Under the former government, older adults, health care workers, firefighters, police officers and medical students would have been required to be vaccinated against COVID-19, effective March.
But Prime Minister Petr Fiala scrapped his predecessor Andrej Babis’s decree, which was issued in early December. He told reporters Wednesday that his new center-right government did not see the need for mandatory vaccination.
“We’ve agreed that vaccination against COVID-19 won’t be mandatory,” Fiala said. ”This does not change our stance on vaccination. It is still undoubtedly the best way to fight COVID-19 … however, we do not want to deepen fissures in society.”
Opponents of a vaccine mandate had staged several protests in Prague and elsewhere in the country.
So far, 62.9 percent of Czechs are considered fully vaccinated, below the European Union average, according to the European Center for Disease Prevention and Control. Almost 3.4 million people in the nation of 10.5 million also have received a booster shot.
Fiala said about 90 percent of people who would have been covered by the mandate have already received vaccines.

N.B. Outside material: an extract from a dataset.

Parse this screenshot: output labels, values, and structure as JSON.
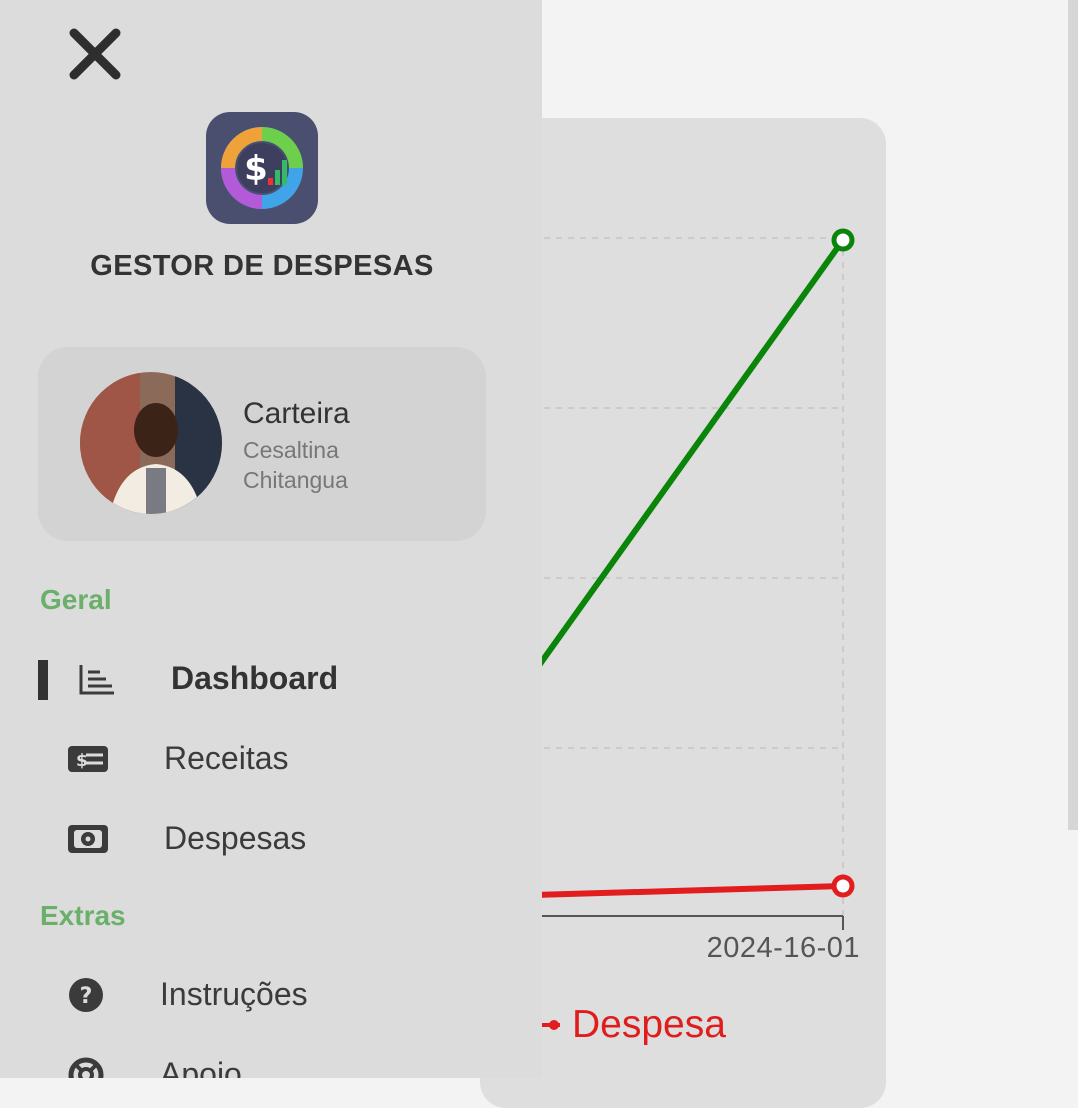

The new government’s decision came as the Czech Republic is facing a surge in COVID-19 infections largely fueled by the highly contagious Omicron variant of the novel coronavirus.
The seven-day infection rate was 950 new cases per 100,000 residents on Tuesday compared to 799 a day earlier.
Despite the record numbers, the number of COVID-19 patients in hospitals dropped to 1,635 on Tuesday with 252 needing intensive care.
Researchers and health experts are hopeful that the Omicron variant, while highly transmissible, is less severe, and poses milder symptoms in infected people, compared with other strains such as the Delta variant.
Elsewhere, in Austria residents are set to be fined if they flout a COVID-19 vaccine mandate the country is aiming to introduce in February for all residents aged 14 and over.
Last month, Austria’s health minister announced that those who flout the vaccine mandate will face fines of up to 3,600 euros (around $4,000).
And in Greece, a vaccination mandate has been imposed on all over-60s. Those who refuse to be vaccinated will be fined by the government, health minister Thanos Plevris said. Fines start this month at 50 euros ($57), followed by a monthly fine of 100 euros ($114).
Plevris said the penalties would be collected through the tax office and used to fund state hospitals.
The Associated Press contributed to this report.